The top five capabilities pinpointed as most critical are:
1. Effective B2B and B2B2X go-to-market: To engage with enterprise customers beyond legacy business, an effective go-to-market model is crucial. This involves efficient and scalable processes for engaging with customers and partners, and for distributing insights and learnings across the organisation. Moreover, it concerns making sure sales teams are properly equipped to understand and address enterprise customers’ business challenges.
2. Leadership and culture: Leadership involves ensuring the enterprise segment receives the right level of attention from both top and middle management, and that the strategic priorities are clear. The culture should support and strengthen the strategic ambition and priorities beyond legacy business, for example through encouraging co-creation and a customer-oriented and innovative mind-set.
3. Industry knowledge of targeted verticals: This capability refers to having the optimal processes and resources in place to ensure an organisational understanding of industry trends, as well as customers’ business challenges, strategic priorities and digitalisation needs. This is key to efficiently design, develop and sell relevant solutions to customers.
4. Skills: Developing and selling new solutions in new ways requires a different set of workforce competencies. Therefore, organisations must ensure sales teams are ready to serve enterprises beyond legacy business by being able to build a deeper understanding of their business needs and strategically engaging with other decision makers. Moreover, the workforce must adapt to automation and software-based operations. If these competencies are not acquired through partners, service providers must ensure appropriate processes and tools to upskill, cross-skill, recruit and retain sought-after competencies.
5. Service orchestration, assurance and automation: This capability refers to automating the design, creation and delivery of end-to-end network services, while guaranteeing quality and optimising data analysis and decision-making. This is important, as networks are becoming more real-time oriented, driven by customers’ preferences for innovation and speed, and the need to meet or exceed those expectations with increased agility and lower cost structures. Orchestration answers the call for more dynamic management of information and technology in converged ICT networks, and supports services and resources throughout their life cycle – from planning to fulfilment and closed-loop assurance. This is a fundamental step in further developing the capability.
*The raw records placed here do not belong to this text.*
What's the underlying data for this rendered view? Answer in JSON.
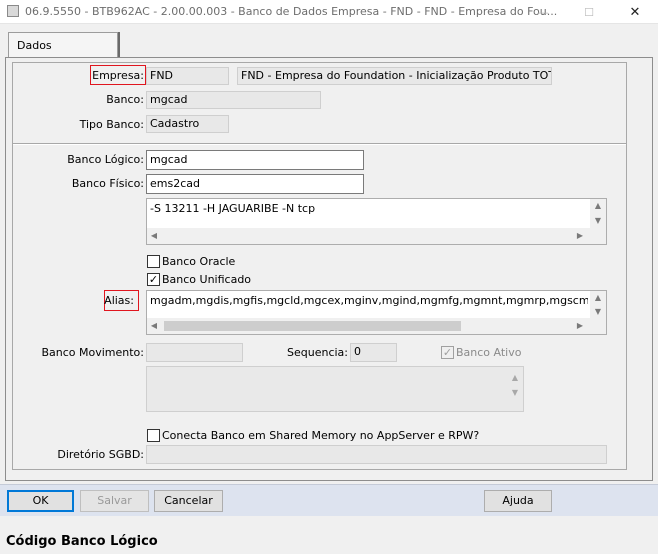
{
  "window": {
    "title": "06.9.5550 - BTB962AC - 2.00.00.003 - Banco de Dados Empresa - FND - FND - Empresa do Fou...",
    "minimize_glyph": "—",
    "maximize_glyph": "☐",
    "close_glyph": "✕"
  },
  "tabs": [
    {
      "label": "Dados",
      "active": true
    }
  ],
  "form": {
    "empresa_label": "Empresa:",
    "empresa_code": "FND",
    "empresa_name": "FND - Empresa do Foundation - Inicialização Produto TOTVS",
    "banco_label": "Banco:",
    "banco_value": "mgcad",
    "tipo_banco_label": "Tipo Banco:",
    "tipo_banco_value": "Cadastro",
    "banco_logico_label": "Banco Lógico:",
    "banco_logico_value": "mgcad",
    "banco_fisico_label": "Banco Físico:",
    "banco_fisico_value": "ems2cad",
    "parametros_value": "-S 13211 -H JAGUARIBE -N tcp",
    "banco_oracle_label": "Banco Oracle",
    "banco_oracle_checked": false,
    "banco_unificado_label": "Banco Unificado",
    "banco_unificado_checked": true,
    "alias_label": "Alias:",
    "alias_value": "mgadm,mgdis,mgfis,mgcld,mgcex,mginv,mgind,mgmfg,mgmnt,mgmrp,mgscm,mgfro,mgdbr,ems",
    "banco_movimento_label": "Banco Movimento:",
    "banco_movimento_value": "",
    "sequencia_label": "Sequencia:",
    "sequencia_value": "0",
    "banco_ativo_label": "Banco Ativo",
    "banco_ativo_checked": true,
    "shared_memory_label": "Conecta Banco em Shared Memory no AppServer e RPW?",
    "shared_memory_checked": false,
    "diretorio_label": "Diretório SGBD:",
    "diretorio_value": ""
  },
  "buttons": {
    "ok": "OK",
    "salvar": "Salvar",
    "cancelar": "Cancelar",
    "ajuda": "Ajuda"
  },
  "status_bar": {
    "text": "Código Banco Lógico"
  },
  "colors": {
    "highlight_box": "#e0151e",
    "button_bar": "#dde3ef",
    "focus_border": "#0078d7"
  }
}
Ultimately, it should support end-to-end automation from RAN to core, and fully autonomous service orchestration in both internal and external customer IT environments.
At the same time, service providers around the world are not the same, and their digital strategy must be adapted to suit their unique circumstances. Furthermore, the development of execution capabilities should reflect the strategic ambition.
Service providers are in a strong position to capture emerging digitalization opportunities based on their strong customer relationships, extensive network coverage and deep knowledge of digitalisation connectivity requirements. Notably, they can offer end-to-end data and network security, which is a key prerequisite in enterprises’ digital transformation.
Only by addressing these key capability gaps, service providers can truly gain the ability to engage, sell and deliver solutions to enterprise segments and truly capture this revenue growth.